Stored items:
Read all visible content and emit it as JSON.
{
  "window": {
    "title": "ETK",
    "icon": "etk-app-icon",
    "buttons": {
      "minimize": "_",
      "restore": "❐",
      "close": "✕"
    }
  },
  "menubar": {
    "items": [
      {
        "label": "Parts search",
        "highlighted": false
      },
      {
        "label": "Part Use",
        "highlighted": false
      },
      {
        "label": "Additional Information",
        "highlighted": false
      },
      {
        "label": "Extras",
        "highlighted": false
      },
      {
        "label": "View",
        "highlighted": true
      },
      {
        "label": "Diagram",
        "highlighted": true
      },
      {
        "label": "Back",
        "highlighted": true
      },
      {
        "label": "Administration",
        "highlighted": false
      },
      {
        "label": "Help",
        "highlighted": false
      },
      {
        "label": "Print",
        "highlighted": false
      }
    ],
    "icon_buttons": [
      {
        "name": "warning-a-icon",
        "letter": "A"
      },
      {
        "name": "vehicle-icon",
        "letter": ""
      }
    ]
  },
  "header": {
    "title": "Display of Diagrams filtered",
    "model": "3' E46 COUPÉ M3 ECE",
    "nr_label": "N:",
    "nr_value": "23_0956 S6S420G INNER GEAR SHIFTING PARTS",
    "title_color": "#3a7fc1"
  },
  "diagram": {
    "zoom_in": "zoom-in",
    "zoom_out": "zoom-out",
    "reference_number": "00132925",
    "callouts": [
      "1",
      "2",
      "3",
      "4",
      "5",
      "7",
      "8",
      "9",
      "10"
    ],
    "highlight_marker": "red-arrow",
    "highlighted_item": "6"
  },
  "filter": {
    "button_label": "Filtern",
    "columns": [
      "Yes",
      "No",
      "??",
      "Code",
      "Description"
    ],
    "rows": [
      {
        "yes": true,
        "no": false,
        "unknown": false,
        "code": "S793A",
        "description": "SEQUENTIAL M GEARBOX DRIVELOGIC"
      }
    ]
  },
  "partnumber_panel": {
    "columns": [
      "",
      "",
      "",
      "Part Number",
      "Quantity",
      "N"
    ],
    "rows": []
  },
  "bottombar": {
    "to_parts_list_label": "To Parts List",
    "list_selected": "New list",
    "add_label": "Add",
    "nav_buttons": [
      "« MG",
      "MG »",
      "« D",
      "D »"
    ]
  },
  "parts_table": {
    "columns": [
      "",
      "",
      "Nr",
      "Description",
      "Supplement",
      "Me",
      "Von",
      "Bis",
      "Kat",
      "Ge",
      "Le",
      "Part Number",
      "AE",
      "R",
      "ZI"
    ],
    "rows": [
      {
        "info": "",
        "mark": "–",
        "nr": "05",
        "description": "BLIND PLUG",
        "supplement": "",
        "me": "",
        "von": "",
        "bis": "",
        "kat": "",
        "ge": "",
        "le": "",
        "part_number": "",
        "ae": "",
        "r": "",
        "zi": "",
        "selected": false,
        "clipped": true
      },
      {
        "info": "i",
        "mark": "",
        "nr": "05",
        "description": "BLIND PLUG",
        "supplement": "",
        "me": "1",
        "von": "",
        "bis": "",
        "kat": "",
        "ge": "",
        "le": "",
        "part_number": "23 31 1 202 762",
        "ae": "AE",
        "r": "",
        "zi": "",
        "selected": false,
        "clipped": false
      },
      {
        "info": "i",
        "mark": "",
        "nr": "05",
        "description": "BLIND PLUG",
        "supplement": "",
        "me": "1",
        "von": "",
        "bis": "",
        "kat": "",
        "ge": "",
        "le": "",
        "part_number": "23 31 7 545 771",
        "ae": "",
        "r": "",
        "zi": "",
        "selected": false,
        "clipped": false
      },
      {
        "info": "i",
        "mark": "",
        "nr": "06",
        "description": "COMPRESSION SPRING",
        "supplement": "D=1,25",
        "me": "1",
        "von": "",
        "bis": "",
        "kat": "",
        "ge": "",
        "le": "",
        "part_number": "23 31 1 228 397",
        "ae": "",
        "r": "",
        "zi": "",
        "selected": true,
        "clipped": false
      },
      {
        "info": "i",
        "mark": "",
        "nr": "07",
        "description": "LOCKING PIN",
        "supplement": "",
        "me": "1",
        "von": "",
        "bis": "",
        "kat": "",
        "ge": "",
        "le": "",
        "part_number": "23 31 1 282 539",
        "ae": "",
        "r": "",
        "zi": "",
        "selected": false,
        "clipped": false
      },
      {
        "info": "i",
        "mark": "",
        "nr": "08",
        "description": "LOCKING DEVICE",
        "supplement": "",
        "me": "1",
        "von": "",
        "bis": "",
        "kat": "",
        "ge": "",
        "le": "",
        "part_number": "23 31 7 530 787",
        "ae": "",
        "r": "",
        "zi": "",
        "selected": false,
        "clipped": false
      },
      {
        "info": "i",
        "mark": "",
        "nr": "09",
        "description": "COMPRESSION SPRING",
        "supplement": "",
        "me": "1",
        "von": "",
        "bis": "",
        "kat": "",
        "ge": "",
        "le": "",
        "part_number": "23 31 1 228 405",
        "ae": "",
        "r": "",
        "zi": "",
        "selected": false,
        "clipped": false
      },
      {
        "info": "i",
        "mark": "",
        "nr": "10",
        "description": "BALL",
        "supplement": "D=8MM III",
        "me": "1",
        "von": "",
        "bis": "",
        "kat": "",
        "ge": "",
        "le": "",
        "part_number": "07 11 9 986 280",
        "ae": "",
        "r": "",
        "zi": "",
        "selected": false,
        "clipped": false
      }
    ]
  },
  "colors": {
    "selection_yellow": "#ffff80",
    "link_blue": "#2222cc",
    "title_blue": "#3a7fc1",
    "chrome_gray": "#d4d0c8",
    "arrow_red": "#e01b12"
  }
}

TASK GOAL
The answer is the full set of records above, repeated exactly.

EXERCISE OUTPUT
Read all visible content and emit it as JSON.
{
  "window": {
    "title": "ETK",
    "icon": "etk-app-icon",
    "buttons": {
      "minimize": "_",
      "restore": "❐",
      "close": "✕"
    }
  },
  "menubar": {
    "items": [
      {
        "label": "Parts search",
        "highlighted": false
      },
      {
        "label": "Part Use",
        "highlighted": false
      },
      {
        "label": "Additional Information",
        "highlighted": false
      },
      {
        "label": "Extras",
        "highlighted": false
      },
      {
        "label": "View",
        "highlighted": true
      },
      {
        "label": "Diagram",
        "highlighted": true
      },
      {
        "label": "Back",
        "highlighted": true
      },
      {
        "label": "Administration",
        "highlighted": false
      },
      {
        "label": "Help",
        "highlighted": false
      },
      {
        "label": "Print",
        "highlighted": false
      }
    ],
    "icon_buttons": [
      {
        "name": "warning-a-icon",
        "letter": "A"
      },
      {
        "name": "vehicle-icon",
        "letter": ""
      }
    ]
  },
  "header": {
    "title": "Display of Diagrams filtered",
    "model": "3' E46 COUPÉ M3 ECE",
    "nr_label": "N:",
    "nr_value": "23_0956 S6S420G INNER GEAR SHIFTING PARTS",
    "title_color": "#3a7fc1"
  },
  "diagram": {
    "zoom_in": "zoom-in",
    "zoom_out": "zoom-out",
    "reference_number": "00132925",
    "callouts": [
      "1",
      "2",
      "3",
      "4",
      "5",
      "7",
      "8",
      "9",
      "10"
    ],
    "highlight_marker": "red-arrow",
    "highlighted_item": "6"
  },
  "filter": {
    "button_label": "Filtern",
    "columns": [
      "Yes",
      "No",
      "??",
      "Code",
      "Description"
    ],
    "rows": [
      {
        "yes": true,
        "no": false,
        "unknown": false,
        "code": "S793A",
        "description": "SEQUENTIAL M GEARBOX DRIVELOGIC"
      }
    ]
  },
  "partnumber_panel": {
    "columns": [
      "",
      "",
      "",
      "Part Number",
      "Quantity",
      "N"
    ],
    "rows": []
  },
  "bottombar": {
    "to_parts_list_label": "To Parts List",
    "list_selected": "New list",
    "add_label": "Add",
    "nav_buttons": [
      "« MG",
      "MG »",
      "« D",
      "D »"
    ]
  },
  "parts_table": {
    "columns": [
      "",
      "",
      "Nr",
      "Description",
      "Supplement",
      "Me",
      "Von",
      "Bis",
      "Kat",
      "Ge",
      "Le",
      "Part Number",
      "AE",
      "R",
      "ZI"
    ],
    "rows": [
      {
        "info": "",
        "mark": "–",
        "nr": "05",
        "description": "BLIND PLUG",
        "supplement": "",
        "me": "",
        "von": "",
        "bis": "",
        "kat": "",
        "ge": "",
        "le": "",
        "part_number": "",
        "ae": "",
        "r": "",
        "zi": "",
        "selected": false,
        "clipped": true
      },
      {
        "info": "i",
        "mark": "",
        "nr": "05",
        "description": "BLIND PLUG",
        "supplement": "",
        "me": "1",
        "von": "",
        "bis": "",
        "kat": "",
        "ge": "",
        "le": "",
        "part_number": "23 31 1 202 762",
        "ae": "AE",
        "r": "",
        "zi": "",
        "selected": false,
        "clipped": false
      },
      {
        "info": "i",
        "mark": "",
        "nr": "05",
        "description": "BLIND PLUG",
        "supplement": "",
        "me": "1",
        "von": "",
        "bis": "",
        "kat": "",
        "ge": "",
        "le": "",
        "part_number": "23 31 7 545 771",
        "ae": "",
        "r": "",
        "zi": "",
        "selected": false,
        "clipped": false
      },
      {
        "info": "i",
        "mark": "",
        "nr": "06",
        "description": "COMPRESSION SPRING",
        "supplement": "D=1,25",
        "me": "1",
        "von": "",
        "bis": "",
        "kat": "",
        "ge": "",
        "le": "",
        "part_number": "23 31 1 228 397",
        "ae": "",
        "r": "",
        "zi": "",
        "selected": true,
        "clipped": false
      },
      {
        "info": "i",
        "mark": "",
        "nr": "07",
        "description": "LOCKING PIN",
        "supplement": "",
        "me": "1",
        "von": "",
        "bis": "",
        "kat": "",
        "ge": "",
        "le": "",
        "part_number": "23 31 1 282 539",
        "ae": "",
        "r": "",
        "zi": "",
        "selected": false,
        "clipped": false
      },
      {
        "info": "i",
        "mark": "",
        "nr": "08",
        "description": "LOCKING DEVICE",
        "supplement": "",
        "me": "1",
        "von": "",
        "bis": "",
        "kat": "",
        "ge": "",
        "le": "",
        "part_number": "23 31 7 530 787",
        "ae": "",
        "r": "",
        "zi": "",
        "selected": false,
        "clipped": false
      },
      {
        "info": "i",
        "mark": "",
        "nr": "09",
        "description": "COMPRESSION SPRING",
        "supplement": "",
        "me": "1",
        "von": "",
        "bis": "",
        "kat": "",
        "ge": "",
        "le": "",
        "part_number": "23 31 1 228 405",
        "ae": "",
        "r": "",
        "zi": "",
        "selected": false,
        "clipped": false
      },
      {
        "info": "i",
        "mark": "",
        "nr": "10",
        "description": "BALL",
        "supplement": "D=8MM III",
        "me": "1",
        "von": "",
        "bis": "",
        "kat": "",
        "ge": "",
        "le": "",
        "part_number": "07 11 9 986 280",
        "ae": "",
        "r": "",
        "zi": "",
        "selected": false,
        "clipped": false
      }
    ]
  },
  "colors": {
    "selection_yellow": "#ffff80",
    "link_blue": "#2222cc",
    "title_blue": "#3a7fc1",
    "chrome_gray": "#d4d0c8",
    "arrow_red": "#e01b12"
  }
}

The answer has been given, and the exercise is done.